For the most part, Gravity is a film all about the experience, kind of like the ultimate space simulator with a story or an IMAX space documentary gone wrong. However, Cuaron and his actors do take the time to lay out some universal themes and emotions that only heighten the impact of the spectacle. The film is ultimately about overcoming adversity and tragedy through growth and rebirth. That’s about as simple and elemental a theme as exists in drama. Some sniffy overly intellectual folks might consider it hackneyed, but there’s something admirable about the directness and simplicity of the entire project. If you’re going to provide an audience with a visual and technical experience unlike anything they’ve ever experienced, you don’t need much complexity elsewhere. The themes Cuaron explores are universal and he elegantly incorporates them into the film in a way that only heightens the audience investment in the material. Let’s face it, blockbusters are simplistic as a genre. But rarely are they poetically simplistic.
At the center of it all, Sandra Bullock expresses the loss, tragedy, and sheer terror of her character exquisitely. The film must have been a nightmare to make and yet, you’d never know it. She lives and breathes her character with such intensity and emotion that you’ll never once picture her dangling from wires against a green screen struggling to play pretend. The same goes for George Clooney, whose natural charm and charisma essentially are his performance, yet he provides an easy entry point to guide viewers into the movie.
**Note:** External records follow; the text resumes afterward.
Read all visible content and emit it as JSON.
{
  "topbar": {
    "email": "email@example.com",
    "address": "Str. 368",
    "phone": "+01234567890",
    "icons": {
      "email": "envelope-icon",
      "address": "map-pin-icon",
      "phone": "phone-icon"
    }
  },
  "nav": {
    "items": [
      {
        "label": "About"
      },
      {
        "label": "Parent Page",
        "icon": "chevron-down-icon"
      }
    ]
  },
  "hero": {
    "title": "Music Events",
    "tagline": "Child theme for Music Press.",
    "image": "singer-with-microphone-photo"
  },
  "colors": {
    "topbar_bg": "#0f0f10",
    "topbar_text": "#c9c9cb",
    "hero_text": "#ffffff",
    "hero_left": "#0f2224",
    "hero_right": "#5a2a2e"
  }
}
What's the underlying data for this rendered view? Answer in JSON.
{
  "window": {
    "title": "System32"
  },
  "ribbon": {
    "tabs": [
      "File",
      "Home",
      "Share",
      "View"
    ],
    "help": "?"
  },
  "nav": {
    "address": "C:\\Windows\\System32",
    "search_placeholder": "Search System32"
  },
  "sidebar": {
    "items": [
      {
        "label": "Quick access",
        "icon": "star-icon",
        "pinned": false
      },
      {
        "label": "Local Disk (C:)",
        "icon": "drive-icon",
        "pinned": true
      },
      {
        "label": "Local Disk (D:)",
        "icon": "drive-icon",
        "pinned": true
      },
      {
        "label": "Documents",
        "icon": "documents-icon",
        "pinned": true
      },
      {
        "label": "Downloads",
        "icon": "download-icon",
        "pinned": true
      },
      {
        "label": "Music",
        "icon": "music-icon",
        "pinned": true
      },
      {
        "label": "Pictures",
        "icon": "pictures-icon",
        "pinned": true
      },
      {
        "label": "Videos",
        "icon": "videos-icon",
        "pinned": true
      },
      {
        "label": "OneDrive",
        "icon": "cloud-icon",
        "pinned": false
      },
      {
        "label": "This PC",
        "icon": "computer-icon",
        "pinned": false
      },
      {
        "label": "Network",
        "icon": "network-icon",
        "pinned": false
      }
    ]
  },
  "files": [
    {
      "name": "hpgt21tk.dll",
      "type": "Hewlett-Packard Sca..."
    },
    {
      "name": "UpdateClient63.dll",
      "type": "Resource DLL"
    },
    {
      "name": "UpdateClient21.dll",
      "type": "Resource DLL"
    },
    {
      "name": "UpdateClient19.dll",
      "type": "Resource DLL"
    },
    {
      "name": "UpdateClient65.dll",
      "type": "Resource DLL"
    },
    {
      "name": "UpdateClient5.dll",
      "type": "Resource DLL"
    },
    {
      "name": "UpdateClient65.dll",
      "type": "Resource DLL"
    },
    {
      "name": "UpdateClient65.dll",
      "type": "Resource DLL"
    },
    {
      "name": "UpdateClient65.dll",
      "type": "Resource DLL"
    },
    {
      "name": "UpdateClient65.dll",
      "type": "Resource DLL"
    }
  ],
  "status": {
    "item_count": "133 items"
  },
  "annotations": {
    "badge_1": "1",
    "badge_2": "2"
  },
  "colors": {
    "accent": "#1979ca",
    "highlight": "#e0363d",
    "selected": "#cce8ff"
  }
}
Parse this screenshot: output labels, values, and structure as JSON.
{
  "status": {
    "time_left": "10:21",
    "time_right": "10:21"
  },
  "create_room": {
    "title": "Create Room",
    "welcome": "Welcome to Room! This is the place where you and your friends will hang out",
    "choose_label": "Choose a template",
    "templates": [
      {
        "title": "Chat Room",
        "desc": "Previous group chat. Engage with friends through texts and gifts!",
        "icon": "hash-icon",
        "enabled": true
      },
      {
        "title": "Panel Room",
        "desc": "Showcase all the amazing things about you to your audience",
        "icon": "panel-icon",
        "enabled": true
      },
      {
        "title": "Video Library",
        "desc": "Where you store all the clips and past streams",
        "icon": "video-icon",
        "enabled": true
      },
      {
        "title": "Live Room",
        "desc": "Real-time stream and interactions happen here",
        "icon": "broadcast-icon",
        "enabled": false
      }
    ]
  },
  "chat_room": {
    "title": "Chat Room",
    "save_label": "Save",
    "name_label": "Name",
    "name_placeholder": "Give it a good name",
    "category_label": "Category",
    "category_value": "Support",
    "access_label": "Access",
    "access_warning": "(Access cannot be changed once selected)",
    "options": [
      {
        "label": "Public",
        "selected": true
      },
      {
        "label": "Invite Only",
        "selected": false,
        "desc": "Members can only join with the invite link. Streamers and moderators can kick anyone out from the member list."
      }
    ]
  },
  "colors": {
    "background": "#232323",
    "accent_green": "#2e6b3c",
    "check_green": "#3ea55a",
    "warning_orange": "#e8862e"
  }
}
At first it was a bit worrying to see such marquee names on a poster for a movie that didn’t need them, but given how stripped down the script is and how focused the film is on creating a heightened experience for the audience, having two actors who instantly feel known and relatable to the audience helps get the ride up and running instantly with no screen time wasted setting things up.
You’ll be hearing a lot of Gravity this year. The film was a $100 million experiment that worked and is sure to leave audiences drooling in delight. The hype machine on this one is already up and running and it’s sure to only get more intense was audiences are allowed in on the fun. For once, it’s safe to believe the hype. What Alfonso Cuaron has created is remarkable. Miraculous, even. It’s hard to even describe why, and truly needs to be seen and experienced to be believed. So do that. Pick the biggest screen you can, sit as close to the center of the theater as possible, butter up your popcorn, and prepare to be wowed. Movies like this come along once in a decade if we’re lucky. Savour it.